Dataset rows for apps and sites

---

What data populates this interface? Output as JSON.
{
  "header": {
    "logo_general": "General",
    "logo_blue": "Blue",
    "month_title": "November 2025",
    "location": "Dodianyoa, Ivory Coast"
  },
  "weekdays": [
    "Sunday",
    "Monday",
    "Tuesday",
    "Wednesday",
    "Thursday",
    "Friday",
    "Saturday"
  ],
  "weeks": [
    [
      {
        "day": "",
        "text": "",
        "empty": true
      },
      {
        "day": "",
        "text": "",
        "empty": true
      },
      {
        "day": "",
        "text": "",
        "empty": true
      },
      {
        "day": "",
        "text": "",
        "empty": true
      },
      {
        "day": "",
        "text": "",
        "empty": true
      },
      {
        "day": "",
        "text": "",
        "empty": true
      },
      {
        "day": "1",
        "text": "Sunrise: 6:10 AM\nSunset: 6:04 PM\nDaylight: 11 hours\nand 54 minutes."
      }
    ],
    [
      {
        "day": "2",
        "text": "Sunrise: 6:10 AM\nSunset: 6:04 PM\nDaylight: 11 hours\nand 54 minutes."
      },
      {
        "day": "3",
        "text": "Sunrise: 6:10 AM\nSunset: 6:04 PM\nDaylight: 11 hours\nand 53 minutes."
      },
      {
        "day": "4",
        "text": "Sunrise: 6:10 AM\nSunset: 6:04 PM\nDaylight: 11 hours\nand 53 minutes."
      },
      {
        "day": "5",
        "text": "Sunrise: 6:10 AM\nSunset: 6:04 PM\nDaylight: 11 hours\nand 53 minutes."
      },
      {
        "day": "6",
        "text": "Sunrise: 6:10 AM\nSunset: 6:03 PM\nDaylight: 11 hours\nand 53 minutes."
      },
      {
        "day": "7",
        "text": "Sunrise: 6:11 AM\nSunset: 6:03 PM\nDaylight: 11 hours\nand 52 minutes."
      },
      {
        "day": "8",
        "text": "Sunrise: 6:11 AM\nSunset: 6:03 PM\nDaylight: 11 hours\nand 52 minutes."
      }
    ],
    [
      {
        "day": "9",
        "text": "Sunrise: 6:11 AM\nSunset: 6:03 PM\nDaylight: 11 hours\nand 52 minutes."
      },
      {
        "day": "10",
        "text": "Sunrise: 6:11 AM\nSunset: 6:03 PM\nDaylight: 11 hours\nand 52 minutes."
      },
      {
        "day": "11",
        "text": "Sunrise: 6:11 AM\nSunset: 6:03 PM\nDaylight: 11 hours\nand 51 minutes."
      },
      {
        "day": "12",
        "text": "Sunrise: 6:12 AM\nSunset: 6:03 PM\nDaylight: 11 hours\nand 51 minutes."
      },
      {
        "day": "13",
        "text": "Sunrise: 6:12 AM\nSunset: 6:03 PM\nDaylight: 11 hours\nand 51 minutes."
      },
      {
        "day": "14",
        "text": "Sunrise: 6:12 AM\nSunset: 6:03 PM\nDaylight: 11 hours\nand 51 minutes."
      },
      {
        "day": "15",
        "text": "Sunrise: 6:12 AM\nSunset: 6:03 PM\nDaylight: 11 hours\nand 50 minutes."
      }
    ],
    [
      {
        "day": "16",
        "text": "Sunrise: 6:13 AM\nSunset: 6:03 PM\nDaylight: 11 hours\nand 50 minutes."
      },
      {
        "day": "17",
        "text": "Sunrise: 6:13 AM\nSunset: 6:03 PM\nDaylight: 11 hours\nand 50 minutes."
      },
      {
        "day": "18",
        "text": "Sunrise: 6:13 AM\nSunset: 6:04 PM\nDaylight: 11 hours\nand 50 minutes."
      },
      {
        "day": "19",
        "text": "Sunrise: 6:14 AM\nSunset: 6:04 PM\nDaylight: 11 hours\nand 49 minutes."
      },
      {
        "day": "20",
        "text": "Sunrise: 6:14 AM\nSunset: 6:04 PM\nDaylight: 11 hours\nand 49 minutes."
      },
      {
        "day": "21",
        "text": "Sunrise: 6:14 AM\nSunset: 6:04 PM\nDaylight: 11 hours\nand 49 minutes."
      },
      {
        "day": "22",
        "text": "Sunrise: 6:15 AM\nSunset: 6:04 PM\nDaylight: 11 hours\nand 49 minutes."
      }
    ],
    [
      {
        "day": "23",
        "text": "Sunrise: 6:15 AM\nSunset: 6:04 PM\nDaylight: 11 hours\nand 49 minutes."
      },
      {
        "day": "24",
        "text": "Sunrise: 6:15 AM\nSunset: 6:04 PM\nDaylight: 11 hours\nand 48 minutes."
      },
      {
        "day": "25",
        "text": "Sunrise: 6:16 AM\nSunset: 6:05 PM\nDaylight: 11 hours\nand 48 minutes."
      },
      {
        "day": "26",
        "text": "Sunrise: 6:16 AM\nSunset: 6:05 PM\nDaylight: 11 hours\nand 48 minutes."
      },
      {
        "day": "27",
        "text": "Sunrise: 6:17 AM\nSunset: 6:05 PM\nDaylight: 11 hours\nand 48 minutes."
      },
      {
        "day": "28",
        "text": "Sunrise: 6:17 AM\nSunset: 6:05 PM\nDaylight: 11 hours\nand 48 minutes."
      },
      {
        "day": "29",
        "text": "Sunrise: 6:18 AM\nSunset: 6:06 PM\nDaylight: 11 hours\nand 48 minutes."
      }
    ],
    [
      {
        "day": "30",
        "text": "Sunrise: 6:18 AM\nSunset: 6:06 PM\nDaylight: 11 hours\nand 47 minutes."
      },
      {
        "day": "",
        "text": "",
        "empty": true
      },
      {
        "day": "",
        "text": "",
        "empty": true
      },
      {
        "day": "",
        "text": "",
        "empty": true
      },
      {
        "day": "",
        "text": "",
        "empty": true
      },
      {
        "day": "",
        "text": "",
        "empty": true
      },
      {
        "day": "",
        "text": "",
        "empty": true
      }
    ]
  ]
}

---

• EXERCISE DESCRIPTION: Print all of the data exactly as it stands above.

• OUTPUT OF THE EXERCISE:
What data populates this interface? Output as JSON.
{
  "header": {
    "logo_general": "General",
    "logo_blue": "Blue",
    "month_title": "November 2025",
    "location": "Dodianyoa, Ivory Coast"
  },
  "weekdays": [
    "Sunday",
    "Monday",
    "Tuesday",
    "Wednesday",
    "Thursday",
    "Friday",
    "Saturday"
  ],
  "weeks": [
    [
      {
        "day": "",
        "text": "",
        "empty": true
      },
      {
        "day": "",
        "text": "",
        "empty": true
      },
      {
        "day": "",
        "text": "",
        "empty": true
      },
      {
        "day": "",
        "text": "",
        "empty": true
      },
      {
        "day": "",
        "text": "",
        "empty": true
      },
      {
        "day": "",
        "text": "",
        "empty": true
      },
      {
        "day": "1",
        "text": "Sunrise: 6:10 AM\nSunset: 6:04 PM\nDaylight: 11 hours\nand 54 minutes."
      }
    ],
    [
      {
        "day": "2",
        "text": "Sunrise: 6:10 AM\nSunset: 6:04 PM\nDaylight: 11 hours\nand 54 minutes."
      },
      {
        "day": "3",
        "text": "Sunrise: 6:10 AM\nSunset: 6:04 PM\nDaylight: 11 hours\nand 53 minutes."
      },
      {
        "day": "4",
        "text": "Sunrise: 6:10 AM\nSunset: 6:04 PM\nDaylight: 11 hours\nand 53 minutes."
      },
      {
        "day": "5",
        "text": "Sunrise: 6:10 AM\nSunset: 6:04 PM\nDaylight: 11 hours\nand 53 minutes."
      },
      {
        "day": "6",
        "text": "Sunrise: 6:10 AM\nSunset: 6:03 PM\nDaylight: 11 hours\nand 53 minutes."
      },
      {
        "day": "7",
        "text": "Sunrise: 6:11 AM\nSunset: 6:03 PM\nDaylight: 11 hours\nand 52 minutes."
      },
      {
        "day": "8",
        "text": "Sunrise: 6:11 AM\nSunset: 6:03 PM\nDaylight: 11 hours\nand 52 minutes."
      }
    ],
    [
      {
        "day": "9",
        "text": "Sunrise: 6:11 AM\nSunset: 6:03 PM\nDaylight: 11 hours\nand 52 minutes."
      },
      {
        "day": "10",
        "text": "Sunrise: 6:11 AM\nSunset: 6:03 PM\nDaylight: 11 hours\nand 52 minutes."
      },
      {
        "day": "11",
        "text": "Sunrise: 6:11 AM\nSunset: 6:03 PM\nDaylight: 11 hours\nand 51 minutes."
      },
      {
        "day": "12",
        "text": "Sunrise: 6:12 AM\nSunset: 6:03 PM\nDaylight: 11 hours\nand 51 minutes."
      },
      {
        "day": "13",
        "text": "Sunrise: 6:12 AM\nSunset: 6:03 PM\nDaylight: 11 hours\nand 51 minutes."
      },
      {
        "day": "14",
        "text": "Sunrise: 6:12 AM\nSunset: 6:03 PM\nDaylight: 11 hours\nand 51 minutes."
      },
      {
        "day": "15",
        "text": "Sunrise: 6:12 AM\nSunset: 6:03 PM\nDaylight: 11 hours\nand 50 minutes."
      }
    ],
    [
      {
        "day": "16",
        "text": "Sunrise: 6:13 AM\nSunset: 6:03 PM\nDaylight: 11 hours\nand 50 minutes."
      },
      {
        "day": "17",
        "text": "Sunrise: 6:13 AM\nSunset: 6:03 PM\nDaylight: 11 hours\nand 50 minutes."
      },
      {
        "day": "18",
        "text": "Sunrise: 6:13 AM\nSunset: 6:04 PM\nDaylight: 11 hours\nand 50 minutes."
      },
      {
        "day": "19",
        "text": "Sunrise: 6:14 AM\nSunset: 6:04 PM\nDaylight: 11 hours\nand 49 minutes."
      },
      {
        "day": "20",
        "text": "Sunrise: 6:14 AM\nSunset: 6:04 PM\nDaylight: 11 hours\nand 49 minutes."
      },
      {
        "day": "21",
        "text": "Sunrise: 6:14 AM\nSunset: 6:04 PM\nDaylight: 11 hours\nand 49 minutes."
      },
      {
        "day": "22",
        "text": "Sunrise: 6:15 AM\nSunset: 6:04 PM\nDaylight: 11 hours\nand 49 minutes."
      }
    ],
    [
      {
        "day": "23",
        "text": "Sunrise: 6:15 AM\nSunset: 6:04 PM\nDaylight: 11 hours\nand 49 minutes."
      },
      {
        "day": "24",
        "text": "Sunrise: 6:15 AM\nSunset: 6:04 PM\nDaylight: 11 hours\nand 48 minutes."
      },
      {
        "day": "25",
        "text": "Sunrise: 6:16 AM\nSunset: 6:05 PM\nDaylight: 11 hours\nand 48 minutes."
      },
      {
        "day": "26",
        "text": "Sunrise: 6:16 AM\nSunset: 6:05 PM\nDaylight: 11 hours\nand 48 minutes."
      },
      {
        "day": "27",
        "text": "Sunrise: 6:17 AM\nSunset: 6:05 PM\nDaylight: 11 hours\nand 48 minutes."
      },
      {
        "day": "28",
        "text": "Sunrise: 6:17 AM\nSunset: 6:05 PM\nDaylight: 11 hours\nand 48 minutes."
      },
      {
        "day": "29",
        "text": "Sunrise: 6:18 AM\nSunset: 6:06 PM\nDaylight: 11 hours\nand 48 minutes."
      }
    ],
    [
      {
        "day": "30",
        "text": "Sunrise: 6:18 AM\nSunset: 6:06 PM\nDaylight: 11 hours\nand 47 minutes."
      },
      {
        "day": "",
        "text": "",
        "empty": true
      },
      {
        "day": "",
        "text": "",
        "empty": true
      },
      {
        "day": "",
        "text": "",
        "empty": true
      },
      {
        "day": "",
        "text": "",
        "empty": true
      },
      {
        "day": "",
        "text": "",
        "empty": true
      },
      {
        "day": "",
        "text": "",
        "empty": true
      }
    ]
  ]
}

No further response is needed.